thesisposted on 28.03.2022, 22:18 authored by Paul W Taylor

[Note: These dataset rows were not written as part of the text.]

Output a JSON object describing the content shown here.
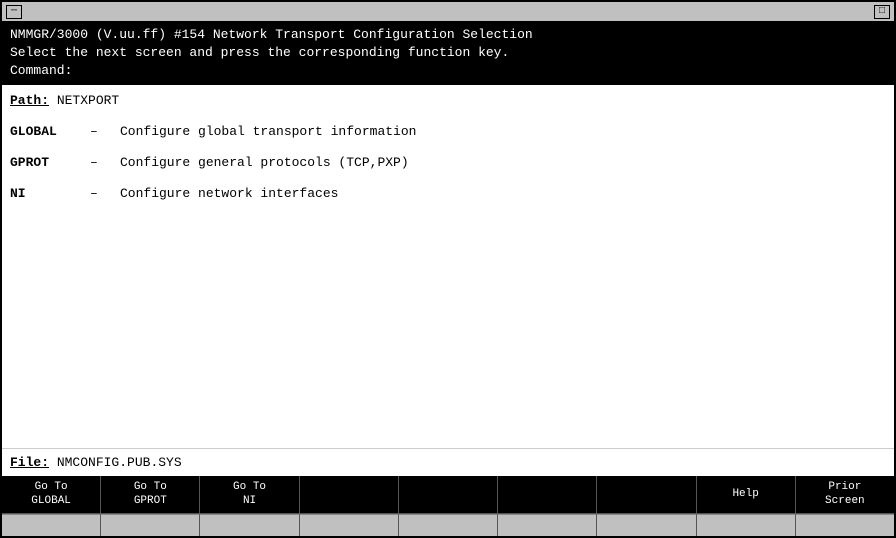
{
  "window": {
    "title": "",
    "minimize_label": "_",
    "maximize_label": "□"
  },
  "header": {
    "line1": "NMMGR/3000 (V.uu.ff) #154  Network Transport Configuration Selection",
    "line2": "Select the next screen and press the corresponding function key.",
    "line3": "Command:"
  },
  "path": {
    "label": "Path:",
    "value": "NETXPORT"
  },
  "menu_items": [
    {
      "key": "GLOBAL",
      "dash": "—",
      "description": "Configure global transport information"
    },
    {
      "key": "GPROT",
      "dash": "—",
      "description": "Configure general protocols (TCP,PXP)"
    },
    {
      "key": "NI",
      "dash": "—",
      "description": "Configure network interfaces"
    }
  ],
  "file": {
    "label": "File:",
    "value": "NMCONFIG.PUB.SYS"
  },
  "function_keys": [
    {
      "label": "Go To\nGLOBAL",
      "active": true
    },
    {
      "label": "Go To\nGPROT",
      "active": true
    },
    {
      "label": "Go To\nNI",
      "active": true
    },
    {
      "label": "",
      "active": false
    },
    {
      "label": "",
      "active": false
    },
    {
      "label": "",
      "active": false
    },
    {
      "label": "",
      "active": false
    },
    {
      "label": "Help",
      "active": true
    },
    {
      "label": "Prior\nScreen",
      "active": true
    }
  ]
}
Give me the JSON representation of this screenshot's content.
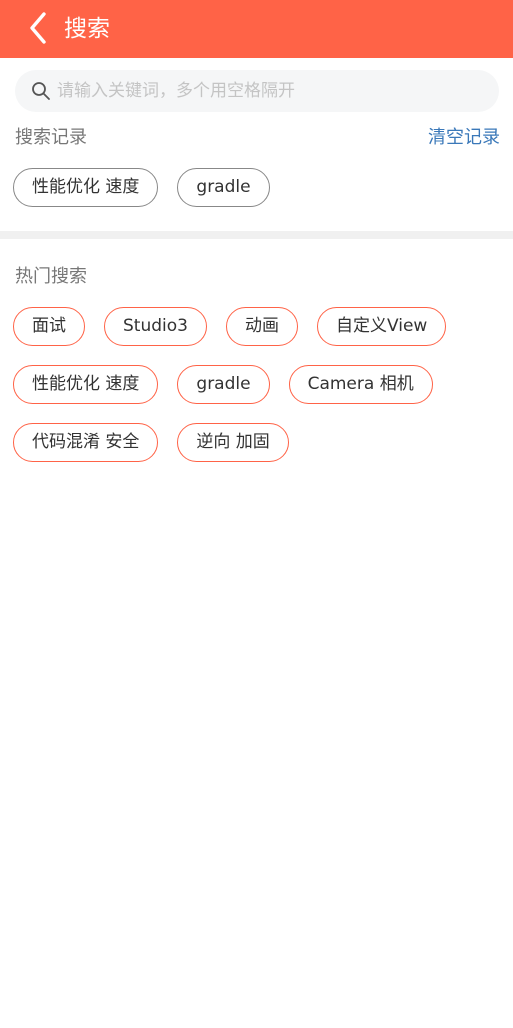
{
  "header": {
    "title": "搜索",
    "back_icon": "chevron-left-icon",
    "background": "#ff6347"
  },
  "search": {
    "placeholder": "请输入关键词，多个用空格隔开",
    "value": "",
    "icon": "search-icon"
  },
  "history": {
    "title": "搜索记录",
    "clear_label": "清空记录",
    "tags": [
      "性能优化 速度",
      "gradle"
    ]
  },
  "hot": {
    "title": "热门搜索",
    "rows": [
      [
        "面试",
        "Studio3",
        "动画",
        "自定义View"
      ],
      [
        "性能优化 速度",
        "gradle",
        "Camera 相机"
      ],
      [
        "代码混淆 安全",
        "逆向 加固"
      ]
    ],
    "accent": "#ff6347"
  }
}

Niuafo'ou is the northern-most outlier of the Kingdom of Tonga, located in the northern part of the Lau Basin. Consisting of a broad lava shield capped by the remnants of a composite cone, with the highest being point 213m.a.s.1. The lower slopes which dip at an average of 5° while the upper slopes dip at an average of 14°. The island is almost circular, measuring 8x8.5kms, the centre being occupied by a caldera 14km*.Niuafo'ou is the most active of the Tongan volcanoes with at least 10 reported explosive or effusive eruptions since 1800. Explosive eruptions have produced several cinder/tuff cone complexes within the caldera. The 1886 eruption was a particularly violent event, ejecting a tephra column height of 2.3kms. An extensive tephra layer, with a maximum thickness of 6metres, was deposited along a westerly oriented dispersal axis. Both airfall and surge-like deposits have been recognized. Physical characteristics and pyroclast morphology suggest a phreatomagmatic mechanism. More frequent Hawaiian-type effusive eruptions have produced extensive lava fields on the lower flanks of the island with eruptions in 1853 and 1929 destroying the villages of 'Ahau and Futu. The 1946 eruption was the most significant in the island's recent history. Although a minor effusive event, it resulted in the destruction of the Government village of Angaha and caused the complete evacuation of the island. Niuafo'ou was not permanently resettled until 1958. The most recent period of volcano-seismic activity occurred on 21-22 March 1985 and produced a "crack" on the northeast flank and a small pumice raft on the caldera lake. Few lives have been lost during recent eruptions. The 1853 eruption killed an unknown number in 'Ahau and the 1886 eruption may have in directly resulted in the deaths of a small number of natives. Niuafo'ou is considered to be a potentially dangerous volcano and hazard zones of relative risk from future lava flows and tephra fall have been constructed.Stratigraphic relationships indicate that the evolution of Niuafo'ou has involved four main phases. Following an initial Submarine phase, a Pre-caldera phase occurred, initially with effusive activity to form the basal lava shield, the generally massive lava flows being exposed at the base of the caldera walls. Period of alternating effusive/explosive activity followed to form the interbedded tephra and lava layers of the composite cone, exposed in the upper caldera walls. A Caldera-forming phase, involving summit collapse preceeded the recent Post-caldera phase of intra-caldera explosive and extra-caldera effusive activity. The basalts exposed on Niuafo'ou are olivine/quartz normative tholeiitic basalts showing similarities to MORB. They are porphyrtic in plagioclase, olivine and clinopyroxene. Glomeroporphyritic aggregates of the same mineral phases are also present. Geochemically, the rocks are quite distinctive and like the Lau Basin basalts the major element chemistry confirms the MORB-like character. Olivine appears to have been the dominant frationating phase at low pressure. However, trace element and isotope characteristics indicate that the petrogenesis is more complex. The basalts are enriched in LIL and LREE and have elevated *7Sr/"Sr ratios relative to N-MORB. I<3Nd/I4*Nd ratios are bimodal, Pre- caldera ratios are low(<0.5129), while Post-caldera ratios are high(>0.513) being more typical of N-MORB. Slab-derived fluids or altered oceanic crust are not expected to make a direct contribution to the Niuafo'ou melts. High 207Pb/204Pb and 20*Pb/20'Pb relative to 20*Pb/204Pb suggest the involvement of an OIB-related component probably derived from the nearby Samoan source. A peterogenetic model for the Niuafo'ou basalts would thus invoke the presence of a heterogeneous mantle. Following partial melting(20-30%) of a N-MORB peridotitic source, an OIB-related component enriched in LIL/LREE, Sr and Pb has contaminated the characteristics of the melt. However, it appears that the effect of the OIB component has decreased with time with the Post-caldera basalts showing Nd isotope characteristics consistent with a greater influence of an N-MORB component. Furthermore, the isotope characteristics suggest that the "Dupal anomaly" may also extend to the region of Niuafo'ou.